• [DATASET]
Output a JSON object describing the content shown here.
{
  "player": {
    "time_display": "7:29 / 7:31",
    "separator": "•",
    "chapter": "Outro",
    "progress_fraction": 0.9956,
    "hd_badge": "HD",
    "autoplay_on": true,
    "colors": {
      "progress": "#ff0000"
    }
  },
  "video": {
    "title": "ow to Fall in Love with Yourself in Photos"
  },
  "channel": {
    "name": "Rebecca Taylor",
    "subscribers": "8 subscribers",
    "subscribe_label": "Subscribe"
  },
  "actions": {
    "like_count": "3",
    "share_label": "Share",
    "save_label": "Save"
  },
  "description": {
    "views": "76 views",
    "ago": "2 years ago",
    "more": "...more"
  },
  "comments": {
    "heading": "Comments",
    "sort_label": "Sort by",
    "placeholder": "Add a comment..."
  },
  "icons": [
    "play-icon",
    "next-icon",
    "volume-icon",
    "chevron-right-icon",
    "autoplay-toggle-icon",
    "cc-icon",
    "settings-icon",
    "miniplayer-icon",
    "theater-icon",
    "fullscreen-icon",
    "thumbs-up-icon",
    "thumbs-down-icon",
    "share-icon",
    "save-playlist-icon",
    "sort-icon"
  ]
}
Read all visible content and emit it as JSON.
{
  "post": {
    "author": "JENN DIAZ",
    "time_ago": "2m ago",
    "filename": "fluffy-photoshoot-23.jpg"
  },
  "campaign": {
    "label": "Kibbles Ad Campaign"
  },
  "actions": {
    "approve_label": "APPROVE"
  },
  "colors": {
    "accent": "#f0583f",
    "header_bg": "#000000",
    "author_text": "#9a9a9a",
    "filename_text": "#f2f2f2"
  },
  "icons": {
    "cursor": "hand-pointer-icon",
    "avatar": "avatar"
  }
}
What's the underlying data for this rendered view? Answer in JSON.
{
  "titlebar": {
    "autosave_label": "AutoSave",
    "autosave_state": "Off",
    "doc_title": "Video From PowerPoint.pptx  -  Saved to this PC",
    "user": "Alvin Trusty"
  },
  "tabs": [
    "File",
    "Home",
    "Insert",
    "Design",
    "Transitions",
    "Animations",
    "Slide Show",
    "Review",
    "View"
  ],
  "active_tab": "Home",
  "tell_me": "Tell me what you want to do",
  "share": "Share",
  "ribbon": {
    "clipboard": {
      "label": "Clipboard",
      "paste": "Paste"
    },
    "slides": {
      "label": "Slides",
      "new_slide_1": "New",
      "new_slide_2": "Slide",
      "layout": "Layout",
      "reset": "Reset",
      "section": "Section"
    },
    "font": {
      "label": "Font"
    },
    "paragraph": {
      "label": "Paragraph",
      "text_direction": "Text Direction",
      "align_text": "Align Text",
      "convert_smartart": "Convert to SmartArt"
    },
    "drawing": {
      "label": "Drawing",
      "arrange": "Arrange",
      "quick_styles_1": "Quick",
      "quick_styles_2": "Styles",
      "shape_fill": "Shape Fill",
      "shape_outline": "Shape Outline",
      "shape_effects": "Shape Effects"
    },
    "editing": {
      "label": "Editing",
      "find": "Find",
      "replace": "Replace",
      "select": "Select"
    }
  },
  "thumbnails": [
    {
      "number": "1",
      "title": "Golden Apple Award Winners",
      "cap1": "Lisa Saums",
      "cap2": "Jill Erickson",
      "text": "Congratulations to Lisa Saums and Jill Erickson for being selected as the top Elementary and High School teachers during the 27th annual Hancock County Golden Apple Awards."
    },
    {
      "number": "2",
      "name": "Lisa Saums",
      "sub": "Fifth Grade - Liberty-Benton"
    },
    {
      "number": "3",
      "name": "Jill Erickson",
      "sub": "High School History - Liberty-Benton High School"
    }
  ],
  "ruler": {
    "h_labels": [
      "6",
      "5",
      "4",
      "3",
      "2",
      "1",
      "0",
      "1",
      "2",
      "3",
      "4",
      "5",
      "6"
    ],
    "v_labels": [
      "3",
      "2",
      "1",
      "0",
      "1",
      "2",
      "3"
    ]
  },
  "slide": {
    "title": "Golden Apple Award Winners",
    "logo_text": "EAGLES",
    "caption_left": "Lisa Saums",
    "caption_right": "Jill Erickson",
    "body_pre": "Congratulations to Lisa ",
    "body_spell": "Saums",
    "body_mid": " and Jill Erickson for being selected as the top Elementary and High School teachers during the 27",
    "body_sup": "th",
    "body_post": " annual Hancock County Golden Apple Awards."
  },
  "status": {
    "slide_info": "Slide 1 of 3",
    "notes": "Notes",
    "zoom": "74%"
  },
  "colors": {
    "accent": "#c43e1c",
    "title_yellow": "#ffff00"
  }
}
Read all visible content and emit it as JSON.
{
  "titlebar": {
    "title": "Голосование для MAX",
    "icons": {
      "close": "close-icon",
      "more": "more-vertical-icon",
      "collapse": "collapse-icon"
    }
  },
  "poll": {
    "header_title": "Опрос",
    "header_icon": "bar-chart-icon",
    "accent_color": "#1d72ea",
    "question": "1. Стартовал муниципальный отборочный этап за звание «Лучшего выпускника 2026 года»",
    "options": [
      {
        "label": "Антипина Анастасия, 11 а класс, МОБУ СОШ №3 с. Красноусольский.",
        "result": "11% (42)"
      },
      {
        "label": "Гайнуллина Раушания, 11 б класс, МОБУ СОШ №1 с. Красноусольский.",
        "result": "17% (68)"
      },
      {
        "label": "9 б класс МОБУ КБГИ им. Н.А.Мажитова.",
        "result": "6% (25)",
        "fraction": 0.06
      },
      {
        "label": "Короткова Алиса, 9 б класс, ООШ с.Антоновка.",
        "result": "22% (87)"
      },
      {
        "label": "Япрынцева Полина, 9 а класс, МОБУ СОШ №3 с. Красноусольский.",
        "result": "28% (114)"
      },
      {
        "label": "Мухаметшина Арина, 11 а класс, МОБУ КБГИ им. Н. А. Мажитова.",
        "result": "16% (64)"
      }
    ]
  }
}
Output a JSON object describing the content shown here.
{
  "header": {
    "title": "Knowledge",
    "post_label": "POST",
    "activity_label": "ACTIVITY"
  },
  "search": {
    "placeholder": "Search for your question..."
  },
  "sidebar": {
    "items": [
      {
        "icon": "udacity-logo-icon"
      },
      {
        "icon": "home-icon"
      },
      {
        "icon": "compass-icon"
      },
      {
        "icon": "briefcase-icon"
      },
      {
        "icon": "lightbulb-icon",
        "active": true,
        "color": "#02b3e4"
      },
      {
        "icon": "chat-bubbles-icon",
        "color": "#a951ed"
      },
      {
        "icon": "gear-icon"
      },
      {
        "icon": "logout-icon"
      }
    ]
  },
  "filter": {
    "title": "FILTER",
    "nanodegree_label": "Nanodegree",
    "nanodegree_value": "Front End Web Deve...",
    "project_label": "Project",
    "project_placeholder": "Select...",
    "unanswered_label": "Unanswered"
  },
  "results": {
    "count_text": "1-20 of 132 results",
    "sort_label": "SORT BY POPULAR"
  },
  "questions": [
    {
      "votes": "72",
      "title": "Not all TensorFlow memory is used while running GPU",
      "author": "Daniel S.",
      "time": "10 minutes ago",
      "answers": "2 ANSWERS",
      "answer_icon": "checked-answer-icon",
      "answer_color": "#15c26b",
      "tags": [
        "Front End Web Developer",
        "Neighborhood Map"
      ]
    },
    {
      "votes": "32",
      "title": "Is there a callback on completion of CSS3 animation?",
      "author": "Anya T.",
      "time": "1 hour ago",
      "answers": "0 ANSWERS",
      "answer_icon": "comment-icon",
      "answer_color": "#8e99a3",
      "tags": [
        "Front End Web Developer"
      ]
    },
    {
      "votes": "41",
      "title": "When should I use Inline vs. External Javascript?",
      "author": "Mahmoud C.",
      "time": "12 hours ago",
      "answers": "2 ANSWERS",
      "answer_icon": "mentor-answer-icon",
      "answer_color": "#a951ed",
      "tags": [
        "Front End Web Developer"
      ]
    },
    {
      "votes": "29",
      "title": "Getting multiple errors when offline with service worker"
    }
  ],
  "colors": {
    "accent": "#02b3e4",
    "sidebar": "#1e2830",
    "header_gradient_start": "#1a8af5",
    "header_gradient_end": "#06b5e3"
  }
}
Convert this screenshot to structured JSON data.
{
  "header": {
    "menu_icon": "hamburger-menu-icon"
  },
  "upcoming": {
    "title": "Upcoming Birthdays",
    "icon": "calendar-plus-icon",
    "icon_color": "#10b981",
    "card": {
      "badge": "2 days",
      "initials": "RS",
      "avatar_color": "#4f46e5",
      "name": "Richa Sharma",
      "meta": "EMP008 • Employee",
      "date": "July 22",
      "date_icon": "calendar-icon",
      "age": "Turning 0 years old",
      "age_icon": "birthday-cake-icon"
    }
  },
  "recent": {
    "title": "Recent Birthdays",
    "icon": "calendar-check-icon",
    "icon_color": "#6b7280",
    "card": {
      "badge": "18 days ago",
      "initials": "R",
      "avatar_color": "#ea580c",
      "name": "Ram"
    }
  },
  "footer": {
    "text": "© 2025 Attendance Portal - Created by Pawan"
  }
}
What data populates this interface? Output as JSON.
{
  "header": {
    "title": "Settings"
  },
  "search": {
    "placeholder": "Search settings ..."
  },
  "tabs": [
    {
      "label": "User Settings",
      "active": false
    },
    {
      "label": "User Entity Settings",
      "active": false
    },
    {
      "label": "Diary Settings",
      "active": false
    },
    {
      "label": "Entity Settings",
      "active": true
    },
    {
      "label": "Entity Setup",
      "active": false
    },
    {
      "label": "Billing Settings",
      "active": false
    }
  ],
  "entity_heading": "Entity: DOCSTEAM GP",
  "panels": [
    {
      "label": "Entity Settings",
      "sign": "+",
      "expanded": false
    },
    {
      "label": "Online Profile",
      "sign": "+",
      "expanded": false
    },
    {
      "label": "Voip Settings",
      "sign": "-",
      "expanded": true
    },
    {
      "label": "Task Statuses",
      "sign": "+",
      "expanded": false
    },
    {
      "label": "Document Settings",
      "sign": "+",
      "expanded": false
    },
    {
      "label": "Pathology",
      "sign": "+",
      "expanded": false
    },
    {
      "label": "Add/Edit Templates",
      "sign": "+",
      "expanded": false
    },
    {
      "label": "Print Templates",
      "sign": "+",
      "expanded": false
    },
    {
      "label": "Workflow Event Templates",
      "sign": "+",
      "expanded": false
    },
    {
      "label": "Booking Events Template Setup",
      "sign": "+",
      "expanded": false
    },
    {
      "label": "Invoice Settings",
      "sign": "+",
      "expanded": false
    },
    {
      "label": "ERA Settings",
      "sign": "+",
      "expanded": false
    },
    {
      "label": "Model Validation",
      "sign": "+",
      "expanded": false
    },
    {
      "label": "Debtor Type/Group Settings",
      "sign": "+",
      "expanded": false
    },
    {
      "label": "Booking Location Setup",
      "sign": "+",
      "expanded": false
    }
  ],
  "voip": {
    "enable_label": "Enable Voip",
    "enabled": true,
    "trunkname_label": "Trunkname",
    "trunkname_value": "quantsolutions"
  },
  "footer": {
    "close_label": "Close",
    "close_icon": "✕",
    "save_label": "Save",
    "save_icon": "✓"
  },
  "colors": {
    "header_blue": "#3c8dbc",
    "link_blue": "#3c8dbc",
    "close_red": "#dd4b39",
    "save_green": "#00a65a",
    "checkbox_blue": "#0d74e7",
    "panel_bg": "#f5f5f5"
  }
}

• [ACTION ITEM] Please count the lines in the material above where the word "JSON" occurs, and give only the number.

• [OUTPUT OF THE EXERCISE] 7